Cities and states around the country have taken steps to ban certain single-use plastics – straws, plastic bags, polystyrene take-out containers and more. These policies are aimed at reducing the flow of plastic into our waterways and the waste stream. But do they work?
In this blog series, we present four examples of single-use plastics bans that are reducing plastic pollution.
Polystyrene, or as it is known commercially, Styrofoam, is a petroleum-based plastic product that is incredibly lightweight and commonly used to insulate food and beverages. It is greatly harmful to the environment, contributing to marine debris and often polluting waterways and landfills.
The Anacostia River in Washington, D.C. flows through Maryland and empties into the Potomac River. In December 2011, before D.C. placed an effective ban on polystyrene food container products, foam and other expanded polystyrene products made up 37% of all waste collected from the river by the Anacostia Watershed Society.
Washington, D.C., instituted a polystyrene ban as part of the Sustainable D.C. Omnibus Act of 2014. This act included a ban on expanded and extruded polystyrene that took effect in 2016, requirements for recyclable and compostable foodware by 2017 and a ban on single-use plastic straws to take effect on January 1, 2019. D.C. is one of a number of jurisdictions across the country that have implemented bans on polystyrene products in recent years, including Maine, Maryland and Vermont.
Data From Trash Traps Collected and Recorded by the Anacostia Watershed Society 

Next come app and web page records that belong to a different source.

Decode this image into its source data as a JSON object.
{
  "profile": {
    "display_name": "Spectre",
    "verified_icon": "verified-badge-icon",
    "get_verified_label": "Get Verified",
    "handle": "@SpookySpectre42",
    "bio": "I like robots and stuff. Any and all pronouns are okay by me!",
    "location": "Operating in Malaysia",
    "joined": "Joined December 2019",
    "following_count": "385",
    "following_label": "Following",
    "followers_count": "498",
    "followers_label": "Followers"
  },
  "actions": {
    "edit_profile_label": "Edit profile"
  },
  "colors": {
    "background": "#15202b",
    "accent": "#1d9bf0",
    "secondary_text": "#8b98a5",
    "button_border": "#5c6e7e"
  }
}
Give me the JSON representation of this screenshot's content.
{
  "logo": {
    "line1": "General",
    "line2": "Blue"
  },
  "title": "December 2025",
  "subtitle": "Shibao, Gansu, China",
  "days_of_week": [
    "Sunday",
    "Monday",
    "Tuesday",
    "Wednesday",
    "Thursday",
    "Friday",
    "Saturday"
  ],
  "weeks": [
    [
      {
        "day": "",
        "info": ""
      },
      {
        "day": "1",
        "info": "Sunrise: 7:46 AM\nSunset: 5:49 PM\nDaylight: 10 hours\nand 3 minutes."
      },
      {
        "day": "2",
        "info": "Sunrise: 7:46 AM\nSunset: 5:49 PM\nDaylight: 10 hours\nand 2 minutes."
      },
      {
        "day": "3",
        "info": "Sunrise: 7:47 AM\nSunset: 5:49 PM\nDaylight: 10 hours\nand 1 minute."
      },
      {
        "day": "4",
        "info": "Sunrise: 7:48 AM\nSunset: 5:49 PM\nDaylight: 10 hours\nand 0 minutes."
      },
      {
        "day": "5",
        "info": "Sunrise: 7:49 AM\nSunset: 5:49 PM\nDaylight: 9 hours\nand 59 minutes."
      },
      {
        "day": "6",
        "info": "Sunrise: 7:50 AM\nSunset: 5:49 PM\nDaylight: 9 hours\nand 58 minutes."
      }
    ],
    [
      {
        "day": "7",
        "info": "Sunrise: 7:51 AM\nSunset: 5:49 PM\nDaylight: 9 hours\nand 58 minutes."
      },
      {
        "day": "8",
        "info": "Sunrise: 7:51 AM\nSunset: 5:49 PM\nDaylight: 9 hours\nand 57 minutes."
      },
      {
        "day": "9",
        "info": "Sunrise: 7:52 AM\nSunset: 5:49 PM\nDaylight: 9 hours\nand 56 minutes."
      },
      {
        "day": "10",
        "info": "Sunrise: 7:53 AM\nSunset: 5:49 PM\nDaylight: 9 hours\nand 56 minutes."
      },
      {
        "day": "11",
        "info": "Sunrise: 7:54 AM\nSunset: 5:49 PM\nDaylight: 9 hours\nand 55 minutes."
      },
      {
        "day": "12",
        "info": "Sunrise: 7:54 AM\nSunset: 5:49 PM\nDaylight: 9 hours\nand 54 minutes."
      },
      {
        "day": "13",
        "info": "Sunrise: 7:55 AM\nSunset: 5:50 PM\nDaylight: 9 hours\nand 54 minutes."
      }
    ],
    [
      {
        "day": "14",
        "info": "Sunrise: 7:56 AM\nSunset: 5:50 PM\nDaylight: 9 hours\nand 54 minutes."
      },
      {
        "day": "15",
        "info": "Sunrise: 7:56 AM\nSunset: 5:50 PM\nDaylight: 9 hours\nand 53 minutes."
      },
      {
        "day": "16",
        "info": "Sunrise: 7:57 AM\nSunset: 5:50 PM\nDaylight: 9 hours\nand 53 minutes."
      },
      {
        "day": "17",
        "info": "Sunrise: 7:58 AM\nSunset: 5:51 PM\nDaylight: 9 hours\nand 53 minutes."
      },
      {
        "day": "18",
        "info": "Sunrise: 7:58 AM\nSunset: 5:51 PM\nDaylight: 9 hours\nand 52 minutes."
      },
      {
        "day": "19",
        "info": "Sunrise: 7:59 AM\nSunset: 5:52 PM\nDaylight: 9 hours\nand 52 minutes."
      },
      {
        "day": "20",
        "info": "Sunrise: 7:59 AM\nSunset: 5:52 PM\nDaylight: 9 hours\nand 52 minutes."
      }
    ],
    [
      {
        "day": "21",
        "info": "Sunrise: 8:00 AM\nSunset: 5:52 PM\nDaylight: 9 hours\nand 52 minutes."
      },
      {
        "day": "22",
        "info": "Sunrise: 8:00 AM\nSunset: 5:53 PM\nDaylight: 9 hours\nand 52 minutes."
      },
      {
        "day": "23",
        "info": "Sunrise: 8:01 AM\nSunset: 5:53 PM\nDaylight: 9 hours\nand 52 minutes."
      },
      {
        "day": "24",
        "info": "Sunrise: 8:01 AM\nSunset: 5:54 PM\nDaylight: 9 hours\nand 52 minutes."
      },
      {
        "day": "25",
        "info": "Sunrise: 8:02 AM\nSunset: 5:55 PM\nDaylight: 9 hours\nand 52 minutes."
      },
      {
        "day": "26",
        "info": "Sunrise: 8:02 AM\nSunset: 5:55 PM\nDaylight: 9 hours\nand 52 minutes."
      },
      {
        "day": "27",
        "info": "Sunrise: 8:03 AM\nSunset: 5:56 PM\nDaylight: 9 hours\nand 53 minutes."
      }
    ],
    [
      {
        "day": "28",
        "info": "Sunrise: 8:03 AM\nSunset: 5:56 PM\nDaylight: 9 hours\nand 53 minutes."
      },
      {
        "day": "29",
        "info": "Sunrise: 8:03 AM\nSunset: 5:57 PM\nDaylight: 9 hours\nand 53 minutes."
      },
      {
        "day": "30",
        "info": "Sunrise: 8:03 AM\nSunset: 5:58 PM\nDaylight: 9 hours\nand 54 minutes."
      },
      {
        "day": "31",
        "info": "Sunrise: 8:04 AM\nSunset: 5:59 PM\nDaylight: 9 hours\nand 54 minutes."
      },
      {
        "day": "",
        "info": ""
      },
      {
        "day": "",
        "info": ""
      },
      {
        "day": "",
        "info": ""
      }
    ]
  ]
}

In the first year after the ban, the portion of polystyrene caught in trash traps in the Anacostia River decreased by more than half (see figure above). (There was also a significant reduction around 2015 before the ban took place; this could have been due to a number of things, including consumer pressure, companies anticipating the ban or companies changing their practices on their own.) In 2016, polystyrene only made up 7% of the collected waste, falling from 15% in 2015. This percentage fell by half again to 3% in 2020. Businesses also quickly became compliant with the ban, with the compliance rate increasing from 60% in 2015 to 96% in 2020.
The ban was amended in 2021 to include the retail sale of foamware such as coolers, ice chests and packing peanuts, measures that should further reduce the flow of foam into D.C. 's rivers.
 Masaya Maeda, Anacostia Watershed Society, Watch the Foam Go Down, 27 December 2020, accessed at https://www.anacostiaws.org/blog/watch-the-foam-go-down.html.
Photo credit Waferboard via Flickr (CC-BY-2.0)